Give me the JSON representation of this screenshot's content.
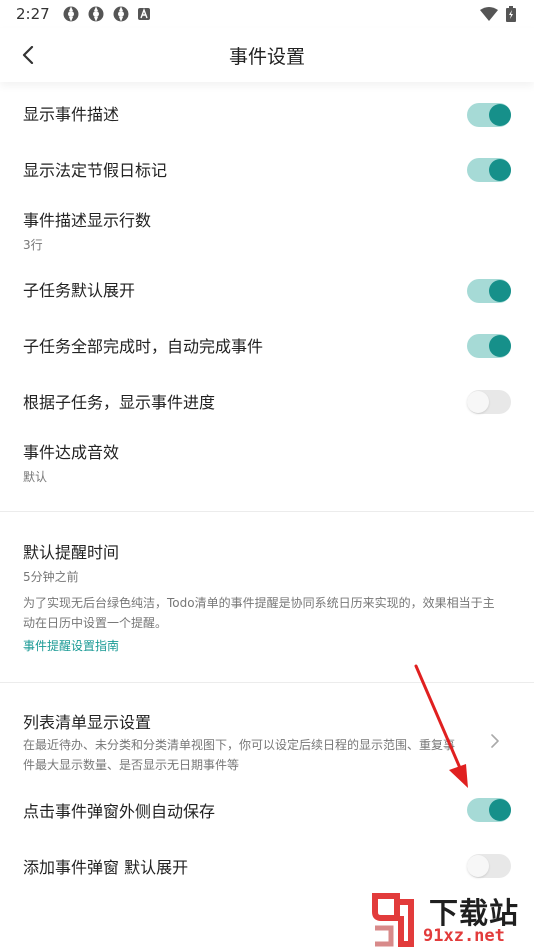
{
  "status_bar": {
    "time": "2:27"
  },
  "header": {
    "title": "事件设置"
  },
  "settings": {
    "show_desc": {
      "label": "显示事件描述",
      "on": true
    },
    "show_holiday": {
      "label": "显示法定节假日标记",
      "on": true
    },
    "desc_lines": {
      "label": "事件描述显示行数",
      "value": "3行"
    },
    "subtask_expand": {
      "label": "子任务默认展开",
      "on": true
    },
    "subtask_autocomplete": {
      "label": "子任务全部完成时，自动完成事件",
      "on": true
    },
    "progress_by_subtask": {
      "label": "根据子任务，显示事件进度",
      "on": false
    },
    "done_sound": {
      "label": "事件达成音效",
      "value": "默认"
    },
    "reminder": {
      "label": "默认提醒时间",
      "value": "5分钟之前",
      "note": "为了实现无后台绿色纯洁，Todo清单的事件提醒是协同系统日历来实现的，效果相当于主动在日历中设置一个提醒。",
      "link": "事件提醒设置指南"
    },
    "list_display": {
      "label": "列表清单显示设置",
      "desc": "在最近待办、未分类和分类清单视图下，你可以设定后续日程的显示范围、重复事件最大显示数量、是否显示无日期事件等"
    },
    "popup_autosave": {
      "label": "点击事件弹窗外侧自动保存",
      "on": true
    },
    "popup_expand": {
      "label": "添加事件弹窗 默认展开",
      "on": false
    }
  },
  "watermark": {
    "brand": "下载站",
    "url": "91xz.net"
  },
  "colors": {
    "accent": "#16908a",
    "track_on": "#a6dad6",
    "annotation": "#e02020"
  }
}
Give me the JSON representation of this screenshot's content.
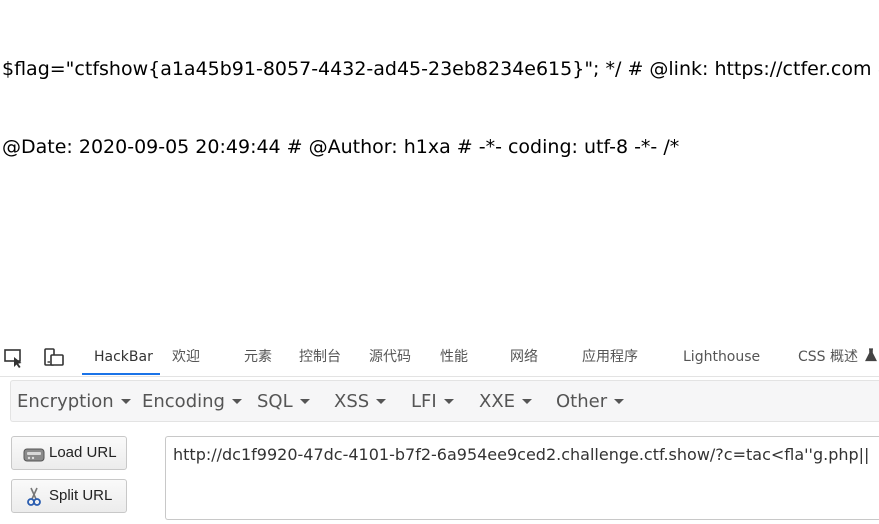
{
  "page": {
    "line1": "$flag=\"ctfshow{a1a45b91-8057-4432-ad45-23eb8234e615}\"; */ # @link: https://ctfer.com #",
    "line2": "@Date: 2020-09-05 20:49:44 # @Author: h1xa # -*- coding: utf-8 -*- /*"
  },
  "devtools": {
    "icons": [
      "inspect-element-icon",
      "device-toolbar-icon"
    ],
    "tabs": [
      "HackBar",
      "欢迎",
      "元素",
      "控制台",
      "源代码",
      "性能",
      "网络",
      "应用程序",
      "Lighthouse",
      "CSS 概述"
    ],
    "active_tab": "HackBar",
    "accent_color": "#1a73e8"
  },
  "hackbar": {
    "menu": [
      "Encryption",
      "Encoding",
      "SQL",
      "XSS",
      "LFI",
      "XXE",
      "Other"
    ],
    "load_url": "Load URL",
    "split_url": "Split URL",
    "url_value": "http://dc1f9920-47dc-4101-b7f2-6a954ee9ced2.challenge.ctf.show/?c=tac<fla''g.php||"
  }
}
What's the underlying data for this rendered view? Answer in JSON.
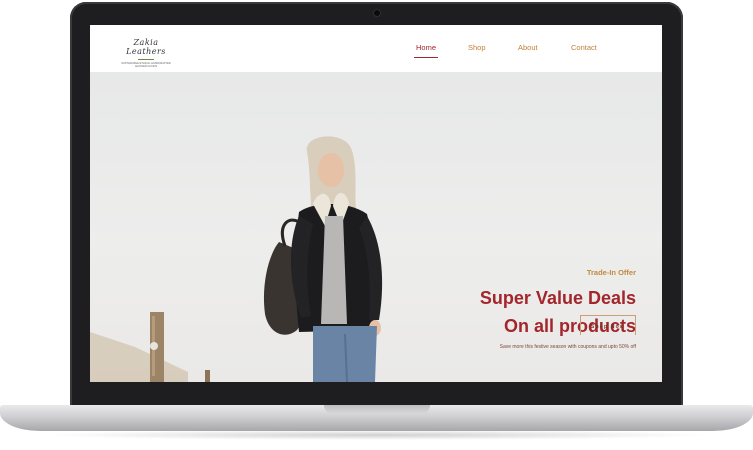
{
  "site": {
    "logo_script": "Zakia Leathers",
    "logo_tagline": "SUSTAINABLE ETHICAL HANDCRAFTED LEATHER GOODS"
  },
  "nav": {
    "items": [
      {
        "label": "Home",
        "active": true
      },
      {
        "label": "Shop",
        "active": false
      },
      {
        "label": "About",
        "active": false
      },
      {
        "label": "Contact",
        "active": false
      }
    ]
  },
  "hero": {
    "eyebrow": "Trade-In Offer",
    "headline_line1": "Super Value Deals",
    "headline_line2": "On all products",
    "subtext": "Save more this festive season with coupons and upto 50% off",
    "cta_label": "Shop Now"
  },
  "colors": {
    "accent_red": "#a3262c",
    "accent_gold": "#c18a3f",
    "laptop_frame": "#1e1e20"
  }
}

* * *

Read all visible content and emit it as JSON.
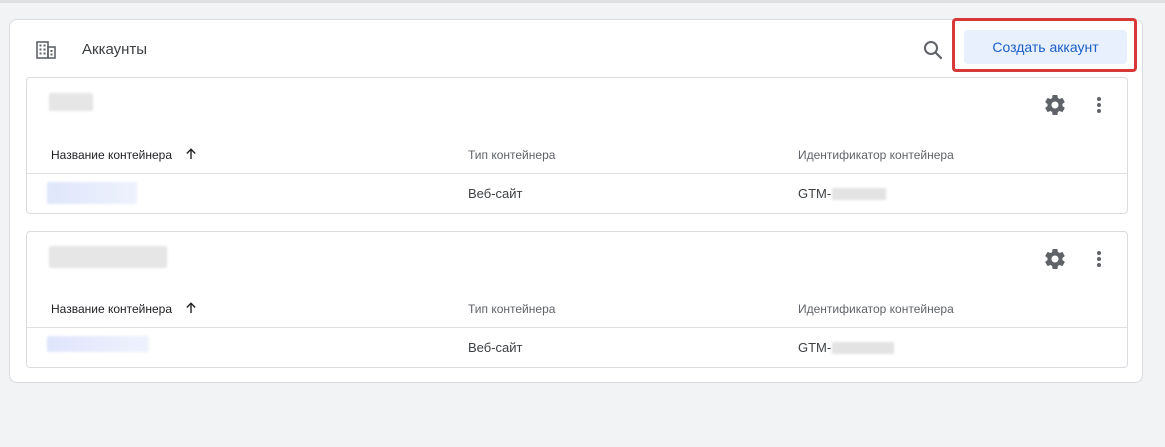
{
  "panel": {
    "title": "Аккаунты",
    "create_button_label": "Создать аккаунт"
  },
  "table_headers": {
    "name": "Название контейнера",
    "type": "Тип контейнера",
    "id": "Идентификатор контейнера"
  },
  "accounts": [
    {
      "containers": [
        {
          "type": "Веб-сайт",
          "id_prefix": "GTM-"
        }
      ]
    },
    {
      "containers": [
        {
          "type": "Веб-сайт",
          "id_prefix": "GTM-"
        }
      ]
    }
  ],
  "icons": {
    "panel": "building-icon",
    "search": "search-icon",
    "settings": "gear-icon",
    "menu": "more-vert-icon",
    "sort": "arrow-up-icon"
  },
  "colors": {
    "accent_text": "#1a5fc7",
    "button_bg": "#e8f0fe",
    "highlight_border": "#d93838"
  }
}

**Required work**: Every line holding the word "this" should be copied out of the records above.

**Answer to the problem**:
Give me the JSON representation of this screenshot's content.
Give me the JSON representation of this screenshot's content.
What's the underlying data for this rendered view? Answer in JSON.
    "subtext": "Save more this festive season with coupons and upto 50% off",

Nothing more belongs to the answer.